10 Tips For Becoming A Bad Church Member

  1. Be sporadic and irregular in your attendance on Sundays.
  2. Just show up. Don’t serve or volunteer. Don’t make any sacrifices of your time, talent and treasure.
  3. Refuse to get involved in a Community Group (small group, life group, etc). Put the burden of building relationships on everyone else.
  4. Place unrealistic expectations on the pastor and his wife. Pretend as if you are the only person attending the church.
  5. Never bring friends or non-Christians to a Sunday morning gathering.
  6. Never open up or communicate with the leadership of the church on areas of disagreement or frustration. Bottle it all up and continue to grow in your irritation towards the leadership.
  7. Do the extreme opposite of #6. Nitpick every decision made and every direction taken. Whenever you have a minor disagreement or different opinion, make it a deal-breaker and blow it out of proportion.
  8. Talk negatively about the leadership of the church behind their back. Tell your frustrations to as many people as possible without letting them hear any of it.
  9. Don’t do what the Bible says. Ever. When the church tries to call you to repentance for specific areas of sin, blow it off and stop showing up.
  10. Leave the church when your personal agenda(s) or hobby-horses aren’t pursued by the pastor. When you do leave, be sure to not tell anyone. If asked why you left, say something like, “God called me to go to ___________(new church name here)”.
Church Hopping

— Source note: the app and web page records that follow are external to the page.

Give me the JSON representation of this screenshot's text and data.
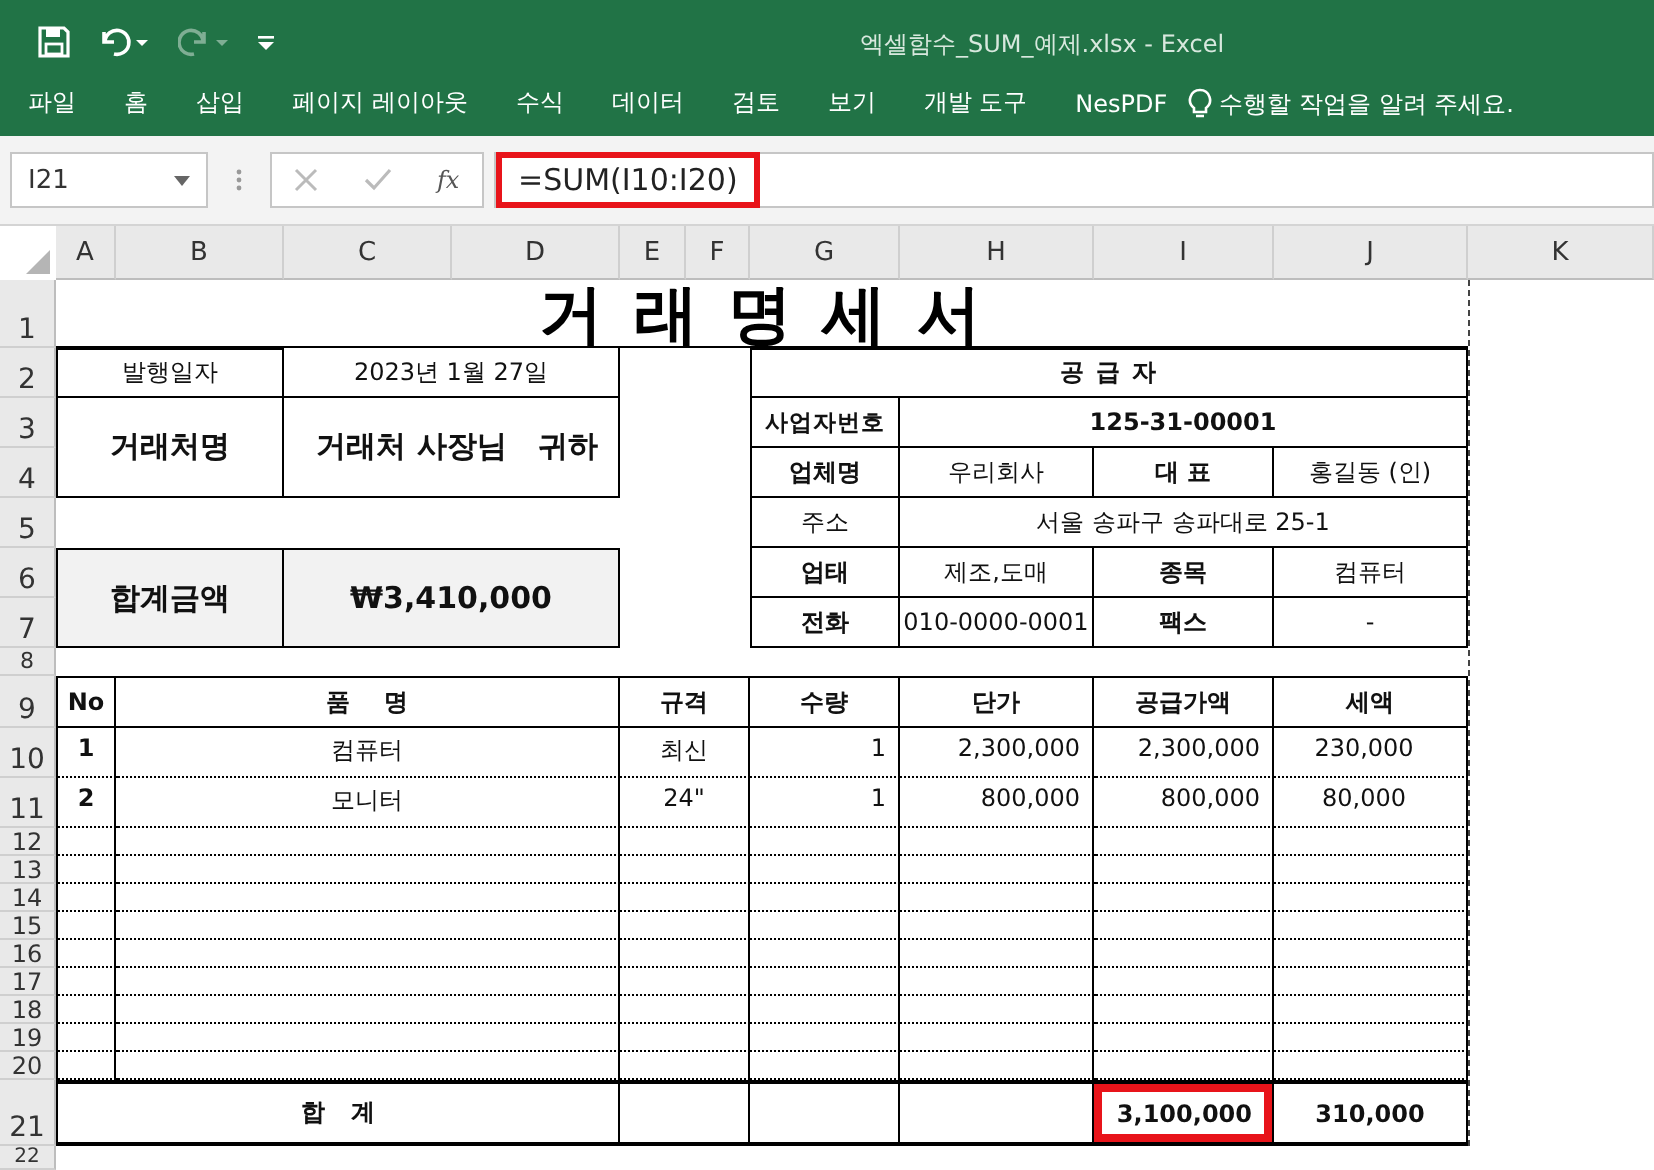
{
  "window": {
    "title": "엑셀함수_SUM_예제.xlsx - Excel"
  },
  "quick_access": [
    {
      "kind": "save",
      "disabled": false
    },
    {
      "kind": "undo",
      "disabled": false
    },
    {
      "kind": "redo",
      "disabled": true
    },
    {
      "kind": "customize",
      "disabled": false
    }
  ],
  "ribbon_tabs": [
    {
      "label": "파일"
    },
    {
      "label": "홈"
    },
    {
      "label": "삽입"
    },
    {
      "label": "페이지 레이아웃"
    },
    {
      "label": "수식"
    },
    {
      "label": "데이터"
    },
    {
      "label": "검토"
    },
    {
      "label": "보기"
    },
    {
      "label": "개발 도구"
    },
    {
      "label": "NesPDF"
    }
  ],
  "tell_me": {
    "placeholder": "수행할 작업을 알려 주세요."
  },
  "formula_bar": {
    "name_box": "I21",
    "function_label": "fx",
    "formula": "=SUM(I10:I20)",
    "highlighted": true
  },
  "columns": [
    "A",
    "B",
    "C",
    "D",
    "E",
    "F",
    "G",
    "H",
    "I",
    "J",
    "K"
  ],
  "row_numbers": [
    "1",
    "2",
    "3",
    "4",
    "5",
    "6",
    "7",
    "8",
    "9",
    "10",
    "11",
    "12",
    "13",
    "14",
    "15",
    "16",
    "17",
    "18",
    "19",
    "20",
    "21",
    "22"
  ],
  "invoice": {
    "title": "거 래 명 세 서",
    "issue_date_label": "발행일자",
    "issue_date": "2023년 1월 27일",
    "client_label": "거래처명",
    "client_name": "거래처 사장님   귀하",
    "total_label": "합계금액",
    "total_amount": "₩3,410,000",
    "supplier": {
      "heading": "공 급 자",
      "business_number_label": "사업자번호",
      "business_number": "125-31-00001",
      "company_label": "업체명",
      "company": "우리회사",
      "ceo_label": "대 표",
      "ceo": "홍길동  (인)",
      "address_label": "주소",
      "address": "서울 송파구 송파대로 25-1",
      "business_type_label": "업태",
      "business_type": "제조,도매",
      "category_label": "종목",
      "category": "컴퓨터",
      "phone_label": "전화",
      "phone": "010-0000-0001",
      "fax_label": "팩스",
      "fax": "-"
    },
    "item_columns": [
      "No",
      "품    명",
      "규격",
      "수량",
      "단가",
      "공급가액",
      "세액"
    ],
    "items": [
      {
        "no": "1",
        "name": "컴퓨터",
        "spec": "최신",
        "qty": "1",
        "price": "2,300,000",
        "supply": "2,300,000",
        "tax": "230,000"
      },
      {
        "no": "2",
        "name": "모니터",
        "spec": "24\"",
        "qty": "1",
        "price": "800,000",
        "supply": "800,000",
        "tax": "80,000"
      }
    ],
    "totals": {
      "label": "합   계",
      "supply": "3,100,000",
      "tax": "310,000",
      "supply_highlighted": true
    }
  }
}
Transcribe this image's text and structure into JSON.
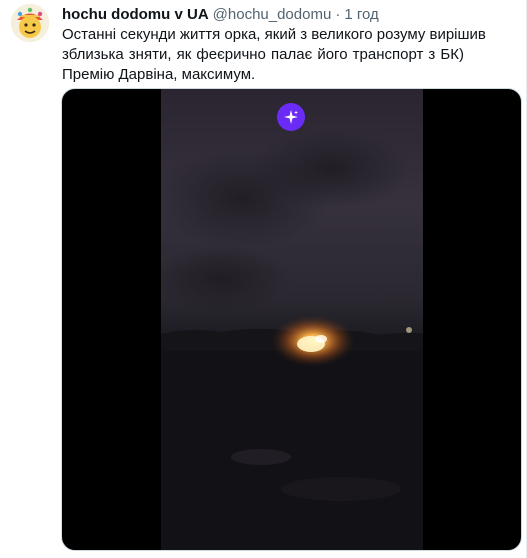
{
  "tweet": {
    "author_name": "hochu dodomu v UA",
    "author_handle": "@hochu_dodomu",
    "separator": "·",
    "time": "1 год",
    "text_lines": [
      "Останні секунди життя орка, який з великого розуму вирішив",
      "зблизька зняти, як феєрично палає його транспорт з БК)",
      "Премію Дарвіна, максимум."
    ]
  },
  "icons": {
    "avatar": "avatar-emoji-icon",
    "media_badge": "sparkle-icon"
  },
  "colors": {
    "name": "#0f1419",
    "secondary": "#536471",
    "badge": "#6a2cf5",
    "fire": "#ff9a2e"
  }
}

Church Hopping

College is the time when young people emerge from the protective realm of their parents’ authority and venture into their own lives, lives which are affected by their own decisions. For many, this is an intensely freeing sensation, but it is also a fairly daunting one in some respects.

As a Christian, one of the hardest things about coming to college was leaving my home church. I had attended the same church since the time I was four years old. When I started school in a new city, I hadn’t really put much thought into where I would attend church while at college.

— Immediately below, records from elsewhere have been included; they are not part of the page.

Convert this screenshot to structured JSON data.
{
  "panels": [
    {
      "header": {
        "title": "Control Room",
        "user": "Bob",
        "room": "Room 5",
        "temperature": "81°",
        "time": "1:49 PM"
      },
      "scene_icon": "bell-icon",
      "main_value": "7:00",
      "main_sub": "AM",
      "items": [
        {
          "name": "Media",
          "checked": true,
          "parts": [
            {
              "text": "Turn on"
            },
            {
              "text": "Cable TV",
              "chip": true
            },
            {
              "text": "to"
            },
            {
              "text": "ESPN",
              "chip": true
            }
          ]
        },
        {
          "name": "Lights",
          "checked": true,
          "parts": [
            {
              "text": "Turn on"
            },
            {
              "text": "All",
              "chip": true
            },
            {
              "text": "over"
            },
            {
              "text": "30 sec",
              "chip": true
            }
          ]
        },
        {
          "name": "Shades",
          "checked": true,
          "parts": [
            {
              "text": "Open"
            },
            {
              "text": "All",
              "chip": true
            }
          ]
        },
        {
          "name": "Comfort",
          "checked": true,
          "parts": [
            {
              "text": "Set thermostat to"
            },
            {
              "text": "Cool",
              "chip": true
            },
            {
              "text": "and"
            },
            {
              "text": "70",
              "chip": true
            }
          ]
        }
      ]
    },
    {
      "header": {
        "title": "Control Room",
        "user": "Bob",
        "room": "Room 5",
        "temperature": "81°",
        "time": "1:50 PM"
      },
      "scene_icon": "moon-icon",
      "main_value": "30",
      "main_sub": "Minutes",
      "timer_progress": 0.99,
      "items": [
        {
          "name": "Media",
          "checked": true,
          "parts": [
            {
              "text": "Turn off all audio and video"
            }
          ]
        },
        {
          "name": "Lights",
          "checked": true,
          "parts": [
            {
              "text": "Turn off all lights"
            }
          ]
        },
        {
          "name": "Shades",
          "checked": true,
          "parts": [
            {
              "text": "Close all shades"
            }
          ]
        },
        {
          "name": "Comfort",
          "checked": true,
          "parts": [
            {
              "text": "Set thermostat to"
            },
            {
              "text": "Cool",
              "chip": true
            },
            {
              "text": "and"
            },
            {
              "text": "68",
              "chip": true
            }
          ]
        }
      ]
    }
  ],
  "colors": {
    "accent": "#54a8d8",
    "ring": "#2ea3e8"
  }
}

At first, it seemed like such an intimidating task. I was trying to find the place where I would receive a significant amount of my spiritual nourishment. I had to make sure it was perfect. I had to make sure the preacher was preaching solid doctrine, that the people were sincere, that Jesus was really acknowledged as King. The last thing I wanted was to settle in a church that didn’t speak truth. But I was no theologian. What qualified me to know what made a good church versus a bad church? I felt woefully ill-prepared, so I was intensely paranoid at the beginning of my “church hopping” experience. But, the longer my search lasted, the more comfortable with the task I became. The challenge, in and of itself, was bringing me closer to God.

When I walked into a new church, I wouldn’t know anybody there. I was a total stranger in that place. But for some miraculous reason, I never felt like I was visiting a church on my own. I always felt like it was me and the Holy Spirit exploring the place together. I would have this feeling of, “Okay God, it’s just you and me.” I felt urged to test these churches against what I knew to be true from Scripture. I admit, I don’t always think about consulting the Holy Spirit when I make a decision (something I should probably work on), but in this case specifically, it was an adventure to go through this experience with my God by my side, making the decisions together.

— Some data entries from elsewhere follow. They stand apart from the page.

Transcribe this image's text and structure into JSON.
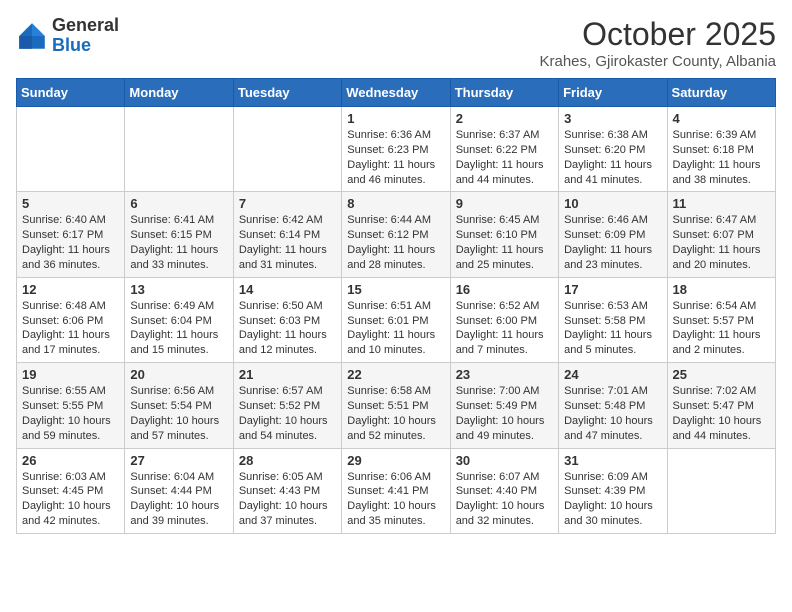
{
  "header": {
    "logo_general": "General",
    "logo_blue": "Blue",
    "month": "October 2025",
    "location": "Krahes, Gjirokaster County, Albania"
  },
  "weekdays": [
    "Sunday",
    "Monday",
    "Tuesday",
    "Wednesday",
    "Thursday",
    "Friday",
    "Saturday"
  ],
  "weeks": [
    [
      {
        "day": "",
        "info": ""
      },
      {
        "day": "",
        "info": ""
      },
      {
        "day": "",
        "info": ""
      },
      {
        "day": "1",
        "info": "Sunrise: 6:36 AM\nSunset: 6:23 PM\nDaylight: 11 hours\nand 46 minutes."
      },
      {
        "day": "2",
        "info": "Sunrise: 6:37 AM\nSunset: 6:22 PM\nDaylight: 11 hours\nand 44 minutes."
      },
      {
        "day": "3",
        "info": "Sunrise: 6:38 AM\nSunset: 6:20 PM\nDaylight: 11 hours\nand 41 minutes."
      },
      {
        "day": "4",
        "info": "Sunrise: 6:39 AM\nSunset: 6:18 PM\nDaylight: 11 hours\nand 38 minutes."
      }
    ],
    [
      {
        "day": "5",
        "info": "Sunrise: 6:40 AM\nSunset: 6:17 PM\nDaylight: 11 hours\nand 36 minutes."
      },
      {
        "day": "6",
        "info": "Sunrise: 6:41 AM\nSunset: 6:15 PM\nDaylight: 11 hours\nand 33 minutes."
      },
      {
        "day": "7",
        "info": "Sunrise: 6:42 AM\nSunset: 6:14 PM\nDaylight: 11 hours\nand 31 minutes."
      },
      {
        "day": "8",
        "info": "Sunrise: 6:44 AM\nSunset: 6:12 PM\nDaylight: 11 hours\nand 28 minutes."
      },
      {
        "day": "9",
        "info": "Sunrise: 6:45 AM\nSunset: 6:10 PM\nDaylight: 11 hours\nand 25 minutes."
      },
      {
        "day": "10",
        "info": "Sunrise: 6:46 AM\nSunset: 6:09 PM\nDaylight: 11 hours\nand 23 minutes."
      },
      {
        "day": "11",
        "info": "Sunrise: 6:47 AM\nSunset: 6:07 PM\nDaylight: 11 hours\nand 20 minutes."
      }
    ],
    [
      {
        "day": "12",
        "info": "Sunrise: 6:48 AM\nSunset: 6:06 PM\nDaylight: 11 hours\nand 17 minutes."
      },
      {
        "day": "13",
        "info": "Sunrise: 6:49 AM\nSunset: 6:04 PM\nDaylight: 11 hours\nand 15 minutes."
      },
      {
        "day": "14",
        "info": "Sunrise: 6:50 AM\nSunset: 6:03 PM\nDaylight: 11 hours\nand 12 minutes."
      },
      {
        "day": "15",
        "info": "Sunrise: 6:51 AM\nSunset: 6:01 PM\nDaylight: 11 hours\nand 10 minutes."
      },
      {
        "day": "16",
        "info": "Sunrise: 6:52 AM\nSunset: 6:00 PM\nDaylight: 11 hours\nand 7 minutes."
      },
      {
        "day": "17",
        "info": "Sunrise: 6:53 AM\nSunset: 5:58 PM\nDaylight: 11 hours\nand 5 minutes."
      },
      {
        "day": "18",
        "info": "Sunrise: 6:54 AM\nSunset: 5:57 PM\nDaylight: 11 hours\nand 2 minutes."
      }
    ],
    [
      {
        "day": "19",
        "info": "Sunrise: 6:55 AM\nSunset: 5:55 PM\nDaylight: 10 hours\nand 59 minutes."
      },
      {
        "day": "20",
        "info": "Sunrise: 6:56 AM\nSunset: 5:54 PM\nDaylight: 10 hours\nand 57 minutes."
      },
      {
        "day": "21",
        "info": "Sunrise: 6:57 AM\nSunset: 5:52 PM\nDaylight: 10 hours\nand 54 minutes."
      },
      {
        "day": "22",
        "info": "Sunrise: 6:58 AM\nSunset: 5:51 PM\nDaylight: 10 hours\nand 52 minutes."
      },
      {
        "day": "23",
        "info": "Sunrise: 7:00 AM\nSunset: 5:49 PM\nDaylight: 10 hours\nand 49 minutes."
      },
      {
        "day": "24",
        "info": "Sunrise: 7:01 AM\nSunset: 5:48 PM\nDaylight: 10 hours\nand 47 minutes."
      },
      {
        "day": "25",
        "info": "Sunrise: 7:02 AM\nSunset: 5:47 PM\nDaylight: 10 hours\nand 44 minutes."
      }
    ],
    [
      {
        "day": "26",
        "info": "Sunrise: 6:03 AM\nSunset: 4:45 PM\nDaylight: 10 hours\nand 42 minutes."
      },
      {
        "day": "27",
        "info": "Sunrise: 6:04 AM\nSunset: 4:44 PM\nDaylight: 10 hours\nand 39 minutes."
      },
      {
        "day": "28",
        "info": "Sunrise: 6:05 AM\nSunset: 4:43 PM\nDaylight: 10 hours\nand 37 minutes."
      },
      {
        "day": "29",
        "info": "Sunrise: 6:06 AM\nSunset: 4:41 PM\nDaylight: 10 hours\nand 35 minutes."
      },
      {
        "day": "30",
        "info": "Sunrise: 6:07 AM\nSunset: 4:40 PM\nDaylight: 10 hours\nand 32 minutes."
      },
      {
        "day": "31",
        "info": "Sunrise: 6:09 AM\nSunset: 4:39 PM\nDaylight: 10 hours\nand 30 minutes."
      },
      {
        "day": "",
        "info": ""
      }
    ]
  ]
}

For the first time in my life, I was having to define the qualities in a church that really mattered to me. Every church I visited was a little different, and I learned something new about myself at each one. I learned what style of teaching really speaks to me. I learned what kind of atmosphere of worship helps me better approach the throne of grace. I learned that I disliked it when I could slip in and out of a church without being noticed, but that I loved it when people reached out and made an effort to know me.

I eventually found a church that satisfied each of these desires in my heart, and the time I spent searching for my church home was an intense blessing to my soul.